▸ Task brief: All pictures are to be excluded when the data below is output verbatim.

▸ Records for this task:

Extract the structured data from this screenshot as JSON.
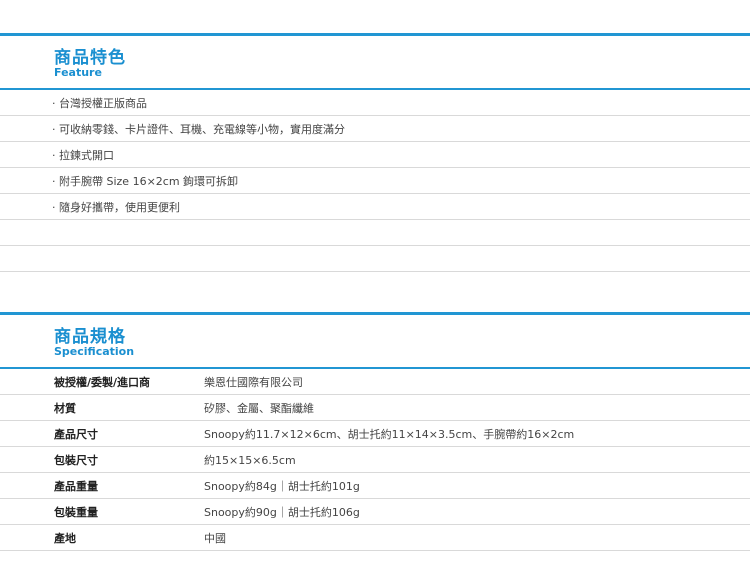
{
  "feature": {
    "title_cn": "商品特色",
    "title_en": "Feature",
    "items": [
      "· 台灣授權正版商品",
      "· 可收納零錢、卡片證件、耳機、充電線等小物，實用度滿分",
      "· 拉鍊式開口",
      "· 附手腕帶 Size 16×2cm 鉤環可拆卸",
      "· 隨身好攜帶，使用更便利",
      "",
      ""
    ]
  },
  "spec": {
    "title_cn": "商品規格",
    "title_en": "Specification",
    "rows": [
      {
        "label": "被授權/委製/進口商",
        "value": "樂恩仕國際有限公司"
      },
      {
        "label": "材質",
        "value": "矽膠、金屬、聚酯纖維"
      },
      {
        "label": "產品尺寸",
        "value": "Snoopy約11.7×12×6cm、胡士托約11×14×3.5cm、手腕帶約16×2cm"
      },
      {
        "label": "包裝尺寸",
        "value": "約15×15×6.5cm"
      },
      {
        "label": "產品重量",
        "value": "Snoopy約84g｜胡士托約101g"
      },
      {
        "label": "包裝重量",
        "value": "Snoopy約90g｜胡士托約106g"
      },
      {
        "label": "產地",
        "value": "中國"
      }
    ]
  },
  "colors": {
    "accent": "#2196d3",
    "divider": "#d9d9d9"
  }
}
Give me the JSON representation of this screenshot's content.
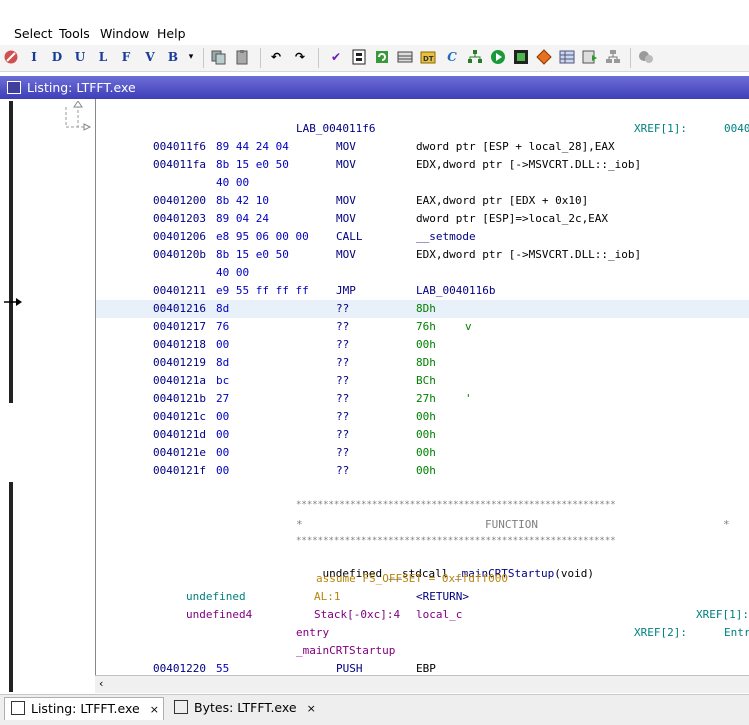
{
  "menu": [
    "Select",
    "Tools",
    "Window",
    "Help"
  ],
  "toolbar_letters": [
    "I",
    "D",
    "U",
    "L",
    "F",
    "V",
    "B"
  ],
  "window": {
    "title": "Listing:  LTFFT.exe"
  },
  "listing": [
    {
      "type": "label",
      "text": "LAB_004011f6",
      "xref": "XREF[1]:",
      "xref_addr": "0040"
    },
    {
      "type": "ins",
      "addr": "004011f6",
      "bytes": "89 44 24 04",
      "mnem": "MOV",
      "oper": "dword ptr [ESP + local_28],EAX"
    },
    {
      "type": "ins",
      "addr": "004011fa",
      "bytes": "8b 15 e0 50",
      "mnem": "MOV",
      "oper": "EDX,dword ptr [->MSVCRT.DLL::_iob]"
    },
    {
      "type": "cont",
      "bytes": "40 00"
    },
    {
      "type": "ins",
      "addr": "00401200",
      "bytes": "8b 42 10",
      "mnem": "MOV",
      "oper": "EAX,dword ptr [EDX + 0x10]"
    },
    {
      "type": "ins",
      "addr": "00401203",
      "bytes": "89 04 24",
      "mnem": "MOV",
      "oper": "dword ptr [ESP]=>local_2c,EAX"
    },
    {
      "type": "ins",
      "addr": "00401206",
      "bytes": "e8 95 06 00 00",
      "mnem": "CALL",
      "oper": "__setmode"
    },
    {
      "type": "ins",
      "addr": "0040120b",
      "bytes": "8b 15 e0 50",
      "mnem": "MOV",
      "oper": "EDX,dword ptr [->MSVCRT.DLL::_iob]"
    },
    {
      "type": "cont",
      "bytes": "40 00"
    },
    {
      "type": "ins",
      "addr": "00401211",
      "bytes": "e9 55 ff ff ff",
      "mnem": "JMP",
      "oper": "LAB_0040116b"
    },
    {
      "type": "data",
      "addr": "00401216",
      "bytes": "8d",
      "mnem": "??",
      "oper": "8Dh",
      "ch": ""
    },
    {
      "type": "data",
      "addr": "00401217",
      "bytes": "76",
      "mnem": "??",
      "oper": "76h",
      "ch": "v"
    },
    {
      "type": "data",
      "addr": "00401218",
      "bytes": "00",
      "mnem": "??",
      "oper": "00h",
      "ch": ""
    },
    {
      "type": "data",
      "addr": "00401219",
      "bytes": "8d",
      "mnem": "??",
      "oper": "8Dh",
      "ch": ""
    },
    {
      "type": "data",
      "addr": "0040121a",
      "bytes": "bc",
      "mnem": "??",
      "oper": "BCh",
      "ch": ""
    },
    {
      "type": "data",
      "addr": "0040121b",
      "bytes": "27",
      "mnem": "??",
      "oper": "27h",
      "ch": "'"
    },
    {
      "type": "data",
      "addr": "0040121c",
      "bytes": "00",
      "mnem": "??",
      "oper": "00h",
      "ch": ""
    },
    {
      "type": "data",
      "addr": "0040121d",
      "bytes": "00",
      "mnem": "??",
      "oper": "00h",
      "ch": ""
    },
    {
      "type": "data",
      "addr": "0040121e",
      "bytes": "00",
      "mnem": "??",
      "oper": "00h",
      "ch": ""
    },
    {
      "type": "data",
      "addr": "0040121f",
      "bytes": "00",
      "mnem": "??",
      "oper": "00h",
      "ch": ""
    }
  ],
  "function": {
    "stars": "***********************************************************",
    "plate_left": "*",
    "plate_title": "FUNCTION",
    "plate_right": "*",
    "signature_ret": "undefined __stdcall ",
    "signature_name": "_mainCRTStartup",
    "signature_args": "(void)",
    "assume": "assume FS_OFFSET = 0xffdff000",
    "vars": [
      {
        "type": "undefined",
        "loc": "AL:1",
        "name": "<RETURN>",
        "xref": ""
      },
      {
        "type": "undefined4",
        "loc": "Stack[-0xc]:4",
        "name": "local_c",
        "xref": "XREF[1]:"
      }
    ],
    "entry": "entry",
    "entry_xref": "XREF[2]:",
    "entry_xref_val": "Entr",
    "label": "_mainCRTStartup",
    "first_ins": {
      "addr": "00401220",
      "bytes": "55",
      "mnem": "PUSH",
      "oper": "EBP"
    }
  },
  "tabs": [
    {
      "label": "Listing:  LTFFT.exe",
      "close": "×"
    },
    {
      "label": "Bytes: LTFFT.exe",
      "close": "×"
    }
  ]
}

▸ Exercise answer:
Extract the structured data from this screenshot as JSON.
{
  "feature": {
    "title_cn": "商品特色",
    "title_en": "Feature",
    "items": [
      "· 台灣授權正版商品",
      "· 可收納零錢、卡片證件、耳機、充電線等小物，實用度滿分",
      "· 拉鍊式開口",
      "· 附手腕帶 Size 16×2cm 鉤環可拆卸",
      "· 隨身好攜帶，使用更便利",
      "",
      ""
    ]
  },
  "spec": {
    "title_cn": "商品規格",
    "title_en": "Specification",
    "rows": [
      {
        "label": "被授權/委製/進口商",
        "value": "樂恩仕國際有限公司"
      },
      {
        "label": "材質",
        "value": "矽膠、金屬、聚酯纖維"
      },
      {
        "label": "產品尺寸",
        "value": "Snoopy約11.7×12×6cm、胡士托約11×14×3.5cm、手腕帶約16×2cm"
      },
      {
        "label": "包裝尺寸",
        "value": "約15×15×6.5cm"
      },
      {
        "label": "產品重量",
        "value": "Snoopy約84g｜胡士托約101g"
      },
      {
        "label": "包裝重量",
        "value": "Snoopy約90g｜胡士托約106g"
      },
      {
        "label": "產地",
        "value": "中國"
      }
    ]
  },
  "colors": {
    "accent": "#2196d3",
    "divider": "#d9d9d9"
  }
}
Give me the JSON representation of this screenshot's content.
{
  "menu": [
    "Select",
    "Tools",
    "Window",
    "Help"
  ],
  "toolbar_letters": [
    "I",
    "D",
    "U",
    "L",
    "F",
    "V",
    "B"
  ],
  "window": {
    "title": "Listing:  LTFFT.exe"
  },
  "listing": [
    {
      "type": "label",
      "text": "LAB_004011f6",
      "xref": "XREF[1]:",
      "xref_addr": "0040"
    },
    {
      "type": "ins",
      "addr": "004011f6",
      "bytes": "89 44 24 04",
      "mnem": "MOV",
      "oper": "dword ptr [ESP + local_28],EAX"
    },
    {
      "type": "ins",
      "addr": "004011fa",
      "bytes": "8b 15 e0 50",
      "mnem": "MOV",
      "oper": "EDX,dword ptr [->MSVCRT.DLL::_iob]"
    },
    {
      "type": "cont",
      "bytes": "40 00"
    },
    {
      "type": "ins",
      "addr": "00401200",
      "bytes": "8b 42 10",
      "mnem": "MOV",
      "oper": "EAX,dword ptr [EDX + 0x10]"
    },
    {
      "type": "ins",
      "addr": "00401203",
      "bytes": "89 04 24",
      "mnem": "MOV",
      "oper": "dword ptr [ESP]=>local_2c,EAX"
    },
    {
      "type": "ins",
      "addr": "00401206",
      "bytes": "e8 95 06 00 00",
      "mnem": "CALL",
      "oper": "__setmode"
    },
    {
      "type": "ins",
      "addr": "0040120b",
      "bytes": "8b 15 e0 50",
      "mnem": "MOV",
      "oper": "EDX,dword ptr [->MSVCRT.DLL::_iob]"
    },
    {
      "type": "cont",
      "bytes": "40 00"
    },
    {
      "type": "ins",
      "addr": "00401211",
      "bytes": "e9 55 ff ff ff",
      "mnem": "JMP",
      "oper": "LAB_0040116b"
    },
    {
      "type": "data",
      "addr": "00401216",
      "bytes": "8d",
      "mnem": "??",
      "oper": "8Dh",
      "ch": ""
    },
    {
      "type": "data",
      "addr": "00401217",
      "bytes": "76",
      "mnem": "??",
      "oper": "76h",
      "ch": "v"
    },
    {
      "type": "data",
      "addr": "00401218",
      "bytes": "00",
      "mnem": "??",
      "oper": "00h",
      "ch": ""
    },
    {
      "type": "data",
      "addr": "00401219",
      "bytes": "8d",
      "mnem": "??",
      "oper": "8Dh",
      "ch": ""
    },
    {
      "type": "data",
      "addr": "0040121a",
      "bytes": "bc",
      "mnem": "??",
      "oper": "BCh",
      "ch": ""
    },
    {
      "type": "data",
      "addr": "0040121b",
      "bytes": "27",
      "mnem": "??",
      "oper": "27h",
      "ch": "'"
    },
    {
      "type": "data",
      "addr": "0040121c",
      "bytes": "00",
      "mnem": "??",
      "oper": "00h",
      "ch": ""
    },
    {
      "type": "data",
      "addr": "0040121d",
      "bytes": "00",
      "mnem": "??",
      "oper": "00h",
      "ch": ""
    },
    {
      "type": "data",
      "addr": "0040121e",
      "bytes": "00",
      "mnem": "??",
      "oper": "00h",
      "ch": ""
    },
    {
      "type": "data",
      "addr": "0040121f",
      "bytes": "00",
      "mnem": "??",
      "oper": "00h",
      "ch": ""
    }
  ],
  "function": {
    "stars": "***********************************************************",
    "plate_left": "*",
    "plate_title": "FUNCTION",
    "plate_right": "*",
    "signature_ret": "undefined __stdcall ",
    "signature_name": "_mainCRTStartup",
    "signature_args": "(void)",
    "assume": "assume FS_OFFSET = 0xffdff000",
    "vars": [
      {
        "type": "undefined",
        "loc": "AL:1",
        "name": "<RETURN>",
        "xref": ""
      },
      {
        "type": "undefined4",
        "loc": "Stack[-0xc]:4",
        "name": "local_c",
        "xref": "XREF[1]:"
      }
    ],
    "entry": "entry",
    "entry_xref": "XREF[2]:",
    "entry_xref_val": "Entr",
    "label": "_mainCRTStartup",
    "first_ins": {
      "addr": "00401220",
      "bytes": "55",
      "mnem": "PUSH",
      "oper": "EBP"
    }
  },
  "tabs": [
    {
      "label": "Listing:  LTFFT.exe",
      "close": "×"
    },
    {
      "label": "Bytes: LTFFT.exe",
      "close": "×"
    }
  ]
}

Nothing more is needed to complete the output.